Graeme Marshall report for Reel Life February 2018

  • 27/02/2018

Graeme Marshall report for Reel Life February 2018

South Canterbury Report - Summer Blues

Those lazy, hazy days of summer are great for sun worshippers but can present problems for trout and salmon fishers. Those eager to feed pre-Christmas fish are but a memory as a hot January rolls into an equally warm February. Cooler days and nights are on the way but coping in the here and now can be problematic. Here in South Canterbury we have experienced more than our share of super warm days this summer.

This angler hooked a large brown in fast, shallow water with a very small nymph.

If you are finding the trout super spooky and easily panicked you are not alone. Difficult summer trout have always been a fact of life. Ask any experienced fishing guide about that! There are strategies that can be employed but before looking at that it may be worth examining why once easily fooled trout have become so super sensitive.

High water temperatures certainly don’t help. When mid-stream temperatures approach and even exceed 20 degrees fish become less interested in food. Taking in sufficient oxygen to survive becomes an imperative. Despite that I’ve sometimes been pleasantly surprised by just how warm a stream can be before feeding ceases entirely. I still recall vividly a day back in my guiding heyday that produced hard fighting fish after fish, despite a water temperature in the low twenties. My elderly French client became so exhausted by all the action that he had to wave a white flag and ask me to take him home early.

A major cause of wary and difficult trout relates simply to the amount of pressure they have been subjected to. Consider that the fishy residents of some streams are encountering anglers on a near daily basis. If they have been caught and released a few times they are especially edgy. Survival instincts soon kick in. Trout either flee at the first sign of something unusual happening in their domain or simply go somewhere and hide. Drift divers have often reported finding trout apparently sleeping tucked neatly around the underside of large boulders or hugging the bottom in areas that are hard for anglers to target effectively. I’m convinced that many trout resort to simply not feeding during daylight hours.

So what can you do to fool a few? In my experience the solution lies in a super stealthy approach and using smaller flies or lures and lighter than normal tippets. If confronted by a fish that is feeding but ignoring my offering I will invariably drop down a size rather than assume that the fish didn’t see my fly and go bigger.

This is also a time to target fast water. If fish are feeding at all they are normally cruising wide shallow stretches where they are very difficult to catch or else working right up into the white water. I have been staggered by the ‘skinny’ water that a big trout will hold in at times. Because they are hard to see does not mean that they are not there. This is a time to patiently work every possible holding position.

Nymph fishers normally employ some form of indicator; perhaps a dry fly or some form of yarn on the leader.
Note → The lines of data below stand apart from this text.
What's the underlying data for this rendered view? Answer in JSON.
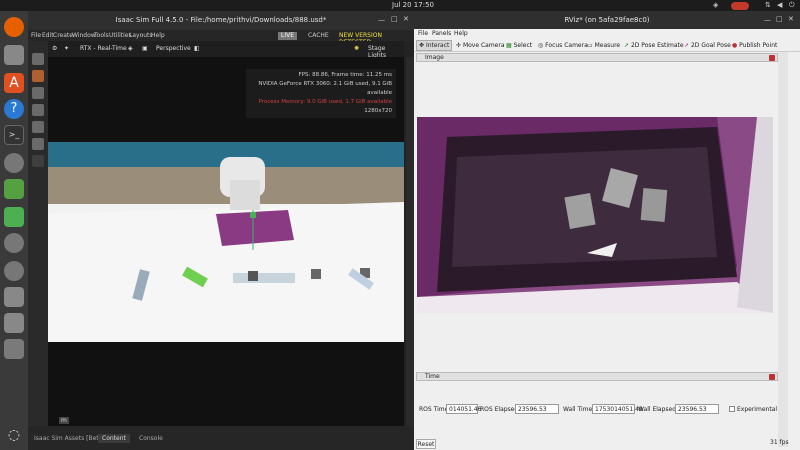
{
  "system": {
    "clock": "Jul 20  17:50"
  },
  "isaac": {
    "title": "Isaac Sim Full 4.5.0 - File:/home/prithvi/Downloads/888.usd*",
    "menu": [
      "File",
      "Edit",
      "Create",
      "Window",
      "Tools",
      "Utilities",
      "Layouts",
      "Help"
    ],
    "live_label": "LIVE",
    "cache_label": "CACHE",
    "new_version": "NEW VERSION DETECTED",
    "viewport_toolbar": {
      "renderer": "RTX - Real-Time",
      "camera": "Perspective",
      "lights": "Stage Lights"
    },
    "stats": {
      "fps_line": "FPS: 88.86, Frame time: 11.25 ms",
      "gpu_line": "NVIDIA GeForce RTX 3060: 2.1 GiB used, 9.1 GiB available",
      "process_line": "Process Memory: 9.0 GiB used, 1.7 GiB available",
      "resolution": "1280x720"
    },
    "axis_label": "m",
    "bottom_tabs": [
      "Isaac Sim Assets [Beta]",
      "Content",
      "Console"
    ],
    "active_tab": "Content"
  },
  "rviz": {
    "title": "RViz* (on 5afa29fae8c0)",
    "menu": [
      "File",
      "Panels",
      "Help"
    ],
    "toolbar": [
      "Interact",
      "Move Camera",
      "Select",
      "Focus Camera",
      "Measure",
      "2D Pose Estimate",
      "2D Goal Pose",
      "Publish Point"
    ],
    "image_panel_title": "Image",
    "time_panel_title": "Time",
    "time": {
      "ros_time_label": "ROS Time:",
      "ros_time": "014051.46",
      "ros_elapsed_label": "ROS Elapsed:",
      "ros_elapsed": "23596.53",
      "wall_time_label": "Wall Time:",
      "wall_time": "1753014051.49",
      "wall_elapsed_label": "Wall Elapsed:",
      "wall_elapsed": "23596.53",
      "experimental_label": "Experimental"
    },
    "reset_label": "Reset",
    "fps": "31 fps"
  },
  "colors": {
    "accent_purple": "#8a3a82",
    "live_yellow": "#f0e040",
    "close_red": "#c03030"
  }
}
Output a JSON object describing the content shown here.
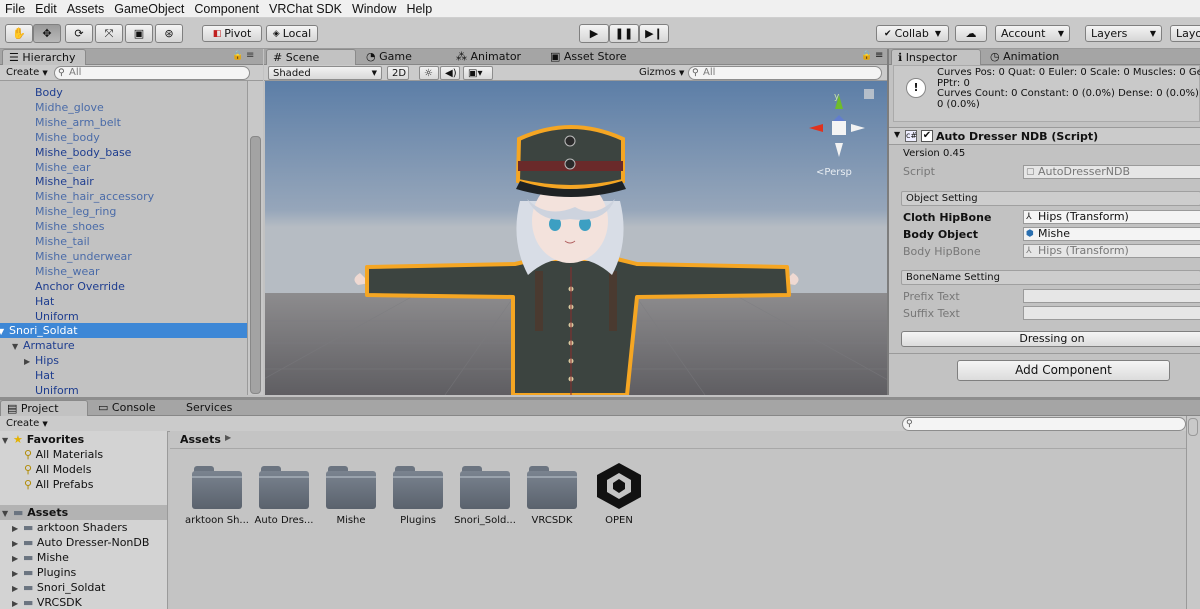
{
  "menu": [
    "File",
    "Edit",
    "Assets",
    "GameObject",
    "Component",
    "VRChat SDK",
    "Window",
    "Help"
  ],
  "toolbar": {
    "pivot": "Pivot",
    "local": "Local",
    "collab": "Collab",
    "account": "Account",
    "layers": "Layers",
    "layout": "Layo"
  },
  "hierarchy": {
    "tab": "Hierarchy",
    "create": "Create",
    "search_placeholder": "All",
    "rows": [
      {
        "label": "Body",
        "indent": 36,
        "style": "blue"
      },
      {
        "label": "Midhe_glove",
        "indent": 36,
        "style": "pale"
      },
      {
        "label": "Mishe_arm_belt",
        "indent": 36,
        "style": "pale"
      },
      {
        "label": "Mishe_body",
        "indent": 36,
        "style": "pale"
      },
      {
        "label": "Mishe_body_base",
        "indent": 36,
        "style": "blue"
      },
      {
        "label": "Mishe_ear",
        "indent": 36,
        "style": "pale"
      },
      {
        "label": "Mishe_hair",
        "indent": 36,
        "style": "blue"
      },
      {
        "label": "Mishe_hair_accessory",
        "indent": 36,
        "style": "pale"
      },
      {
        "label": "Mishe_leg_ring",
        "indent": 36,
        "style": "pale"
      },
      {
        "label": "Mishe_shoes",
        "indent": 36,
        "style": "pale"
      },
      {
        "label": "Mishe_tail",
        "indent": 36,
        "style": "pale"
      },
      {
        "label": "Mishe_underwear",
        "indent": 36,
        "style": "pale"
      },
      {
        "label": "Mishe_wear",
        "indent": 36,
        "style": "pale"
      },
      {
        "label": "Anchor Override",
        "indent": 36,
        "style": "blue"
      },
      {
        "label": "Hat",
        "indent": 36,
        "style": "blue"
      },
      {
        "label": "Uniform",
        "indent": 36,
        "style": "blue"
      },
      {
        "label": "Snori_Soldat",
        "indent": 10,
        "style": "sel",
        "arrow": "▼"
      },
      {
        "label": "Armature",
        "indent": 24,
        "style": "blue",
        "arrow": "▼"
      },
      {
        "label": "Hips",
        "indent": 36,
        "style": "blue",
        "arrow": "▶"
      },
      {
        "label": "Hat",
        "indent": 36,
        "style": "blue"
      },
      {
        "label": "Uniform",
        "indent": 36,
        "style": "blue"
      }
    ]
  },
  "scene": {
    "tabs": [
      "Scene",
      "Game",
      "Animator",
      "Asset Store"
    ],
    "shading": "Shaded",
    "mode2d": "2D",
    "gizmos": "Gizmos",
    "search_placeholder": "All",
    "persp": "Persp",
    "gizmo_y": "y"
  },
  "inspector": {
    "tabs": [
      "Inspector",
      "Animation"
    ],
    "curves_line1": "Curves Pos: 0 Quat: 0 Euler: 0 Scale: 0 Muscles: 0 Gen",
    "curves_line2": "PPtr: 0",
    "curves_line3": "Curves Count: 0 Constant: 0 (0.0%) Dense: 0 (0.0%) St",
    "curves_line4": "0 (0.0%)",
    "component_title": "Auto Dresser NDB (Script)",
    "version": "Version 0.45",
    "script_label": "Script",
    "script_value": "AutoDresserNDB",
    "object_setting": "Object Setting",
    "cloth_hipbone_label": "Cloth HipBone",
    "cloth_hipbone_value": "Hips (Transform)",
    "body_object_label": "Body Object",
    "body_object_value": "Mishe",
    "body_hipbone_label": "Body HipBone",
    "body_hipbone_value": "Hips (Transform)",
    "bonename_setting": "BoneName Setting",
    "prefix_label": "Prefix Text",
    "suffix_label": "Suffix Text",
    "dressing_button": "Dressing on",
    "add_component": "Add Component"
  },
  "project": {
    "tabs": [
      "Project",
      "Console",
      "Services"
    ],
    "create": "Create",
    "breadcrumb": "Assets",
    "favorites": "Favorites",
    "fav_items": [
      "All Materials",
      "All Models",
      "All Prefabs"
    ],
    "assets_root": "Assets",
    "tree": [
      "arktoon Shaders",
      "Auto Dresser-NonDB",
      "Mishe",
      "Plugins",
      "Snori_Soldat",
      "VRCSDK"
    ],
    "grid": [
      "arktoon Sh...",
      "Auto Dres...",
      "Mishe",
      "Plugins",
      "Snori_Sold...",
      "VRCSDK",
      "OPEN"
    ]
  },
  "colors": {
    "selection": "#3d87d6",
    "outline": "#f5a623",
    "sky_top": "#5e7fa6",
    "ground": "#6f6f72"
  }
}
If the going is really hard and fish spooking with the line in the air dispensing with the indicator might help. Hi-vis fly lines don’t help the cause and nor do bright, flashing tip rings. If you have a silver tip ring on your rod consider taking to it with a permanent black marker pen. Some anglers run leader and tippet through a handful of sand to help take the shine off.

At the height of summer the main problem can be fish totally fixated on just one food item. If the stream is willow-lined its odds on that the trout are feeding on willow grubs, those miniscule little grubs that drop onto the water in their thousands from the tiny galls on the willow leaves. Far be it for me to suggest a foolproof method of catching these trout as I’m still trying to work it out myself. There are some good patterns out there though. The key seems to be finding hooks small enough. We are not usually accustomed to fishing with anything much smaller than #18 or #20 hooks in this country but many U.S. anglers routinely go down to even #24 or smaller. True. And they can be effective. I have enjoyed limited success on willow grubbers by stripping the wings and hackle off a #20 dry fly and fishing it in the surface film. These fish can be hard to scare actually, seemingly oblivious to the angler. It might take an awful lot of casts but just occasionally you get lucky.  Summer fishing can be hard but it is also addictive. I love it.

Back to Reel Life 

More Posts